Mentions: Our data indicate that these deep-sea archaea are metabolically active as aerobic heterotrophs or, in the case of MG-I, mixotrophs. Genes encoding 28 different families of extracellular peptidases for protein degradation were identified. Four of these families were dominant (S08A, M28A, M14A and M22), comprising 70.5%, 72% and 52% of total extracellular peptidase genes in deep-sea MG-I, -II and -III, respectively (Fig. 1, Supplementary Fig. 6a and Supplementary Table 5). Transcripts of these extracellular peptidase genes were among the most abundant in the transcriptomes of MG-II and MG-III in both Guaymas and Cayman plumes (Supplementary Figs 6a and 7). For MG-I, in addition to the S08A and M22 peptidase families, transcripts for M01, S26A and S26B were also detected (Supplementary Table 5), though the most abundant transcripts in the MG-I transcriptome were related to the transport and oxidation of ammonia (Supplementary Fig. 8). Interestingly, the suite of specific extracellular peptidases for which transcripts were detected varied between archaeal groups (Supplementary Fig. 6a), suggesting diverse protein utilization capabilities by MG-I, -II and -III in the deep oceans35.

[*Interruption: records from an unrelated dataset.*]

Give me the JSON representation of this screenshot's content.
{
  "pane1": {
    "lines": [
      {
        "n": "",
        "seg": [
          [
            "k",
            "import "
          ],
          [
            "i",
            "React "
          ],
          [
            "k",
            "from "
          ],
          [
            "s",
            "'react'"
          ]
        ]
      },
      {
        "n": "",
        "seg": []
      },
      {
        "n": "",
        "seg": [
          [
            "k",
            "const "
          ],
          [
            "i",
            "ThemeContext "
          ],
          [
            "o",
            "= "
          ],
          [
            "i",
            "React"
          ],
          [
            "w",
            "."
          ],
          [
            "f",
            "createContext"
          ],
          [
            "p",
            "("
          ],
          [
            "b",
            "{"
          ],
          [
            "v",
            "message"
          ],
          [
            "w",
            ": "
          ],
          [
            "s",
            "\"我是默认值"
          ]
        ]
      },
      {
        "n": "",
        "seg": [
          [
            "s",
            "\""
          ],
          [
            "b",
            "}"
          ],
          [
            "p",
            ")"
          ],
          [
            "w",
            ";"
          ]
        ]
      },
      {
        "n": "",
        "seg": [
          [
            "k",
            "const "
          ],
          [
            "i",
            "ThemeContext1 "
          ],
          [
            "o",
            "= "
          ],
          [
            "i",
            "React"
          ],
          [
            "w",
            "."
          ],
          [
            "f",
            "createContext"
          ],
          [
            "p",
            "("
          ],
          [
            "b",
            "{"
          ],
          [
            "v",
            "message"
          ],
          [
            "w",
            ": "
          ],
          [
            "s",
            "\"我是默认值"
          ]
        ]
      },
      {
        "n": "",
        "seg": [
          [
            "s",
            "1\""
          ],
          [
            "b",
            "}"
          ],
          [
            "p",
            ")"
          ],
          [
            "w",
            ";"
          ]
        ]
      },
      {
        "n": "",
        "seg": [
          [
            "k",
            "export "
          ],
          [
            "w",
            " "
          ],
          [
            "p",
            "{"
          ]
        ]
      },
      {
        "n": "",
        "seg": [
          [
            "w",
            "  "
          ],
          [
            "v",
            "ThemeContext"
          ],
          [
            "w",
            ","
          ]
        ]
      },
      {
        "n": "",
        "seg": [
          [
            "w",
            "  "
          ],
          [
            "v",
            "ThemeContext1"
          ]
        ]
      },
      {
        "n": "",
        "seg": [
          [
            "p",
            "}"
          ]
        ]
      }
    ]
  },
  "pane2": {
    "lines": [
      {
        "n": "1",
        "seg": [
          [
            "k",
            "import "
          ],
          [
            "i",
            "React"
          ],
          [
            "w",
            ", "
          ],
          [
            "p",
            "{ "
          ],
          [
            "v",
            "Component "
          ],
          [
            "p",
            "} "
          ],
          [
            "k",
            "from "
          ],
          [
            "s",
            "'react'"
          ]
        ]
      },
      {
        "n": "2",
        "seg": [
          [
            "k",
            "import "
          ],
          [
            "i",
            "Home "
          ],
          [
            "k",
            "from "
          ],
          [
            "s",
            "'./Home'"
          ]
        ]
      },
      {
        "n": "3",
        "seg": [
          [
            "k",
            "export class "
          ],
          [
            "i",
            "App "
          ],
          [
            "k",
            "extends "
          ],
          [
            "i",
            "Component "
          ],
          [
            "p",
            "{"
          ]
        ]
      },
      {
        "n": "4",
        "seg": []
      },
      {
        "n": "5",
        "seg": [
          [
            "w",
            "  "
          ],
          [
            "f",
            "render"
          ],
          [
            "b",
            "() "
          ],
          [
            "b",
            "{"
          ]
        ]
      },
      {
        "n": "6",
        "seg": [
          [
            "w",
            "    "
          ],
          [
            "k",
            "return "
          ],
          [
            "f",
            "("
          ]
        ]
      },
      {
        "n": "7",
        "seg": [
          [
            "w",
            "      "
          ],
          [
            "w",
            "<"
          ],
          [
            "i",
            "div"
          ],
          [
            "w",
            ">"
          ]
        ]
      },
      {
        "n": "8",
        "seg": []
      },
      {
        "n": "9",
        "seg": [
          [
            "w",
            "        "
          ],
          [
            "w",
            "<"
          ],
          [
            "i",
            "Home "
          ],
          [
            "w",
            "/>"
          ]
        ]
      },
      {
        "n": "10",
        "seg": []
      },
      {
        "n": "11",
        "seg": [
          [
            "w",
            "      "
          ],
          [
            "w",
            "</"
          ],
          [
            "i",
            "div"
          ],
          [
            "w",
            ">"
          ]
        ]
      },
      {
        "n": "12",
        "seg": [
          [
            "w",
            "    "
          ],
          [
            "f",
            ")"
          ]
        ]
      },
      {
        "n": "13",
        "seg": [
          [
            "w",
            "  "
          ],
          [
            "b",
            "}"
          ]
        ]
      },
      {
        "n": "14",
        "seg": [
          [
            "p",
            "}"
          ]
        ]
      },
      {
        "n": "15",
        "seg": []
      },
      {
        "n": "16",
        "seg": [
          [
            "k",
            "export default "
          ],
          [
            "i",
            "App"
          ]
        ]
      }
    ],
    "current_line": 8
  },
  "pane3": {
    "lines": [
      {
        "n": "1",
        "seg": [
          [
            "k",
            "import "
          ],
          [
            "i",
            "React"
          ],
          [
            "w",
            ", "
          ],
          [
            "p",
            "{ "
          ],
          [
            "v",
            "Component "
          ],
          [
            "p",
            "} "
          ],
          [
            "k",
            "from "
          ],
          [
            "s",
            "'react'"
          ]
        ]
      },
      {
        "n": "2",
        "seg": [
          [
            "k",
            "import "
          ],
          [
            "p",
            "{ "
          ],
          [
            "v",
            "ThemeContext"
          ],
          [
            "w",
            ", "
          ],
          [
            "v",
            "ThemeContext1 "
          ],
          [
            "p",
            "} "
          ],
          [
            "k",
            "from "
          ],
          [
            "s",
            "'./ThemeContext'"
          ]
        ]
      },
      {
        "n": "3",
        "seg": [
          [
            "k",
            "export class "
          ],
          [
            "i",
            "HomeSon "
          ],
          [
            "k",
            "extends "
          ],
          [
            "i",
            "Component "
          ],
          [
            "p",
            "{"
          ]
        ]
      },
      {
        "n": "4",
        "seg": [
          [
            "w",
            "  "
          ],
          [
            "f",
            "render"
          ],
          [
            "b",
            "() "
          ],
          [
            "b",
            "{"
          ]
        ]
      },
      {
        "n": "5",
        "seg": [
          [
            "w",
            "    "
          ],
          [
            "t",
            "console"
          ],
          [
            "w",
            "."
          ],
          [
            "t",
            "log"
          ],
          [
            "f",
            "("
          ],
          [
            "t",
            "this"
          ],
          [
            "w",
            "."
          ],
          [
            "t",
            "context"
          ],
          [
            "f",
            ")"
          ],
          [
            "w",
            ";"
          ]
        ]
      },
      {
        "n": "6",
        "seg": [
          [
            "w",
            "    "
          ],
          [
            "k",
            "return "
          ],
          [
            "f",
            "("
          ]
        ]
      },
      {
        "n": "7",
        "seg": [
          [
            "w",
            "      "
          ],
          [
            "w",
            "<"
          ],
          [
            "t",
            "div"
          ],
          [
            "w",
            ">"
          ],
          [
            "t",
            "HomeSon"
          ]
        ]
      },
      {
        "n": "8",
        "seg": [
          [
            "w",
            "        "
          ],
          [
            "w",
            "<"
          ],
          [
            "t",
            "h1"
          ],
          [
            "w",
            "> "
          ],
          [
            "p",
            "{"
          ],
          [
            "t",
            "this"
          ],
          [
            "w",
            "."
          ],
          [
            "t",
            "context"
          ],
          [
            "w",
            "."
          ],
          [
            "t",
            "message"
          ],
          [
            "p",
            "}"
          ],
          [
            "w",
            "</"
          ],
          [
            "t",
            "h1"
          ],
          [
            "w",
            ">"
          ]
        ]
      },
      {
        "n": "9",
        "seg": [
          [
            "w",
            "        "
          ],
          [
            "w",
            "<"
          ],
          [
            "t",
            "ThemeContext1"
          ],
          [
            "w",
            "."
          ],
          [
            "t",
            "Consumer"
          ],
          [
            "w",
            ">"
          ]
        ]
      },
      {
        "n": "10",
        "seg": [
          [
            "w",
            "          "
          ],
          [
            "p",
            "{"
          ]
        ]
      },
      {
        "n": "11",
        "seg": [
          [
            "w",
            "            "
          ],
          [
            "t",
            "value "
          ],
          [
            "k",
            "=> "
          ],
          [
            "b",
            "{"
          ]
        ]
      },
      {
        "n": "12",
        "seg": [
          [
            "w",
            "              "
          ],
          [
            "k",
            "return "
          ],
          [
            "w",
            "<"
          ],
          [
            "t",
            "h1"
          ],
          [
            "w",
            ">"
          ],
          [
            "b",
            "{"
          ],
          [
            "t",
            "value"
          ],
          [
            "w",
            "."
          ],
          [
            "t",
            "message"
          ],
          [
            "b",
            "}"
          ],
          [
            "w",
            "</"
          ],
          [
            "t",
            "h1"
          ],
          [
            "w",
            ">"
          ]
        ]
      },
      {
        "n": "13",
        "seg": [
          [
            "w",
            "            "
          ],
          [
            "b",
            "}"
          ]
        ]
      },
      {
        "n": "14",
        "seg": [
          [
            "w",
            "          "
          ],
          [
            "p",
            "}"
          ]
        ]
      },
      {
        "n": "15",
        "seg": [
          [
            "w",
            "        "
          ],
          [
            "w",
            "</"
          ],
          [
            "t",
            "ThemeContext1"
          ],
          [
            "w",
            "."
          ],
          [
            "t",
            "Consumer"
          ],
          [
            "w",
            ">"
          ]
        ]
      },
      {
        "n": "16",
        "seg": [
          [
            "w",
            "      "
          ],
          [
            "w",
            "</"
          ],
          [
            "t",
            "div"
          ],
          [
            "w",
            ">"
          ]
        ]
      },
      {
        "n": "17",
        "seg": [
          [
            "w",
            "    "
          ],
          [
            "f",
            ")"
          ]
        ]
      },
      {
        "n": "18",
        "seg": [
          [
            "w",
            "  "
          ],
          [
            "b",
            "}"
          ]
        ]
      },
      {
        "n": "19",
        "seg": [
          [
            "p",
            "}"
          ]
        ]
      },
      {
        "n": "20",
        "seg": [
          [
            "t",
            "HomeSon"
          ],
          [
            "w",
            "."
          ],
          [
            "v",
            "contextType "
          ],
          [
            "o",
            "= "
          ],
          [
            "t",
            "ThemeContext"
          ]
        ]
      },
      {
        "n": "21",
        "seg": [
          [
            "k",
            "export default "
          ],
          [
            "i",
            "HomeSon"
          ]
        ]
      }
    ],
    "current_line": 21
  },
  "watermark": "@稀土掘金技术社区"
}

Bottom Line: However, little is known about the microorganisms that underpin this key step of the global carbon cycle in the deep oceans.Here we present genomic and transcriptomic evidence that five ubiquitous archaeal groups actively use proteins, carbohydrates, fatty acids and lipids as sources of carbon and energy at depths ranging from 800 to 4,950 m in hydrothermal vent plumes and pelagic background seawater across three different ocean basins.Our results shed light on the ecological and physiological properties of ubiquitous marine archaea and highlight their versatile metabolic strategies in deep oceans that might play a critical role in global carbon cycling.

View Article: PubMed Central - PubMed

Affiliation: Department of Earth and Environmental Sciences, University of Michigan, Ann Arbor, Michigan 48109, USA.

ABSTRACT
Microbial activity is one of the most important processes to mediate the flux of organic carbon from the ocean surface to the seafloor. However, little is known about the microorganisms that underpin this key step of the global carbon cycle in the deep oceans. Here we present genomic and transcriptomic evidence that five ubiquitous archaeal groups actively use proteins, carbohydrates, fatty acids and lipids as sources of carbon and energy at depths ranging from 800 to 4,950 m in hydrothermal vent plumes and pelagic background seawater across three different ocean basins. Genome-enabled metabolic reconstructions and gene expression patterns show that these marine archaea are motile heterotrophs with extensive mechanisms for scavenging organic matter. Our results shed light on the ecological and physiological properties of ubiquitous marine archaea and highlight their versatile metabolic strategies in deep oceans that might play a critical role in global carbon cycling.

Show MeSH